While we want our kids to talk to us sometimes it is best for them to come to us and we should be prepared to drop everything to listen and be ready with a shoulder to cry on. Teenagers really do struggle at this time and we parents are so helpless because much of what they are going through is so much different to when we were younger ourselves! We are forever learning!!
Sometimes I wish there was a parenting book on the day our children were born, but we find the answer along the way somehow. It is hard. Very hard~!! with children lying...I haven't met one child who hasn't lied and lying usually has a reason behind it. How do we find it? Through communication. It takes a long time...
Hang in there, Dad and Mum!! Well done for reaching out! That's the hardest part I believe! REaching out. Hopefully, you can all find the right path to take soon.
05-21-2018 09:09 PM
All good thanks. We got her in to see a professional psychologist and she was marvellous. My daughter did have some issues that needed resolving and we've seen a big improvement.
Giving her space helps, but we still have lots of frustration with her being selfish and lazy. We try not to let it get us - alcohol helps!!
05-22-2018 05:40 PM
Hey @rupe1012001, it's awesome to hear that your daughter has seen great improvements through finding the right help.
That frustration around our teen's being self-centred and lazy is completely understood and I'm sure many other parents will relate to that one as well! I'm lucky that my daughter is now 16 with her L's, so I have that leverage now. Because she wants to drive and get her hours done, she is much more motivated to listen and help out!
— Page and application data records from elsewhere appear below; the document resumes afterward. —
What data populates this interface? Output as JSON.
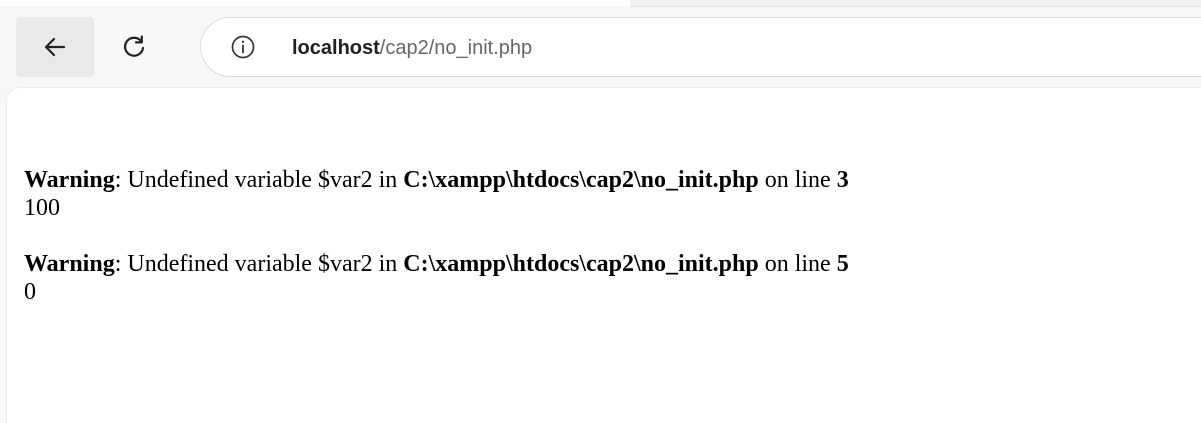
{
  "browser": {
    "icons": {
      "back": "arrow-left-icon",
      "reload": "reload-icon",
      "site_info": "info-icon"
    },
    "address": {
      "host": "localhost",
      "path": "/cap2/no_init.php"
    }
  },
  "page": {
    "warnings": [
      {
        "label": "Warning",
        "separator": ": ",
        "message": "Undefined variable $var2 in ",
        "file": "C:\\xampp\\htdocs\\cap2\\no_init.php",
        "on_line_text": " on line ",
        "line": "3"
      },
      {
        "label": "Warning",
        "separator": ": ",
        "message": "Undefined variable $var2 in ",
        "file": "C:\\xampp\\htdocs\\cap2\\no_init.php",
        "on_line_text": " on line ",
        "line": "5"
      }
    ],
    "outputs": [
      "100",
      "0"
    ]
  }
}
I'm glad you've found something that works to help you get through haha.
If you've got any communication tips you've learned that you'd like to share with the community, please feel free to jump onto this week's discussion on Communicating with Teens here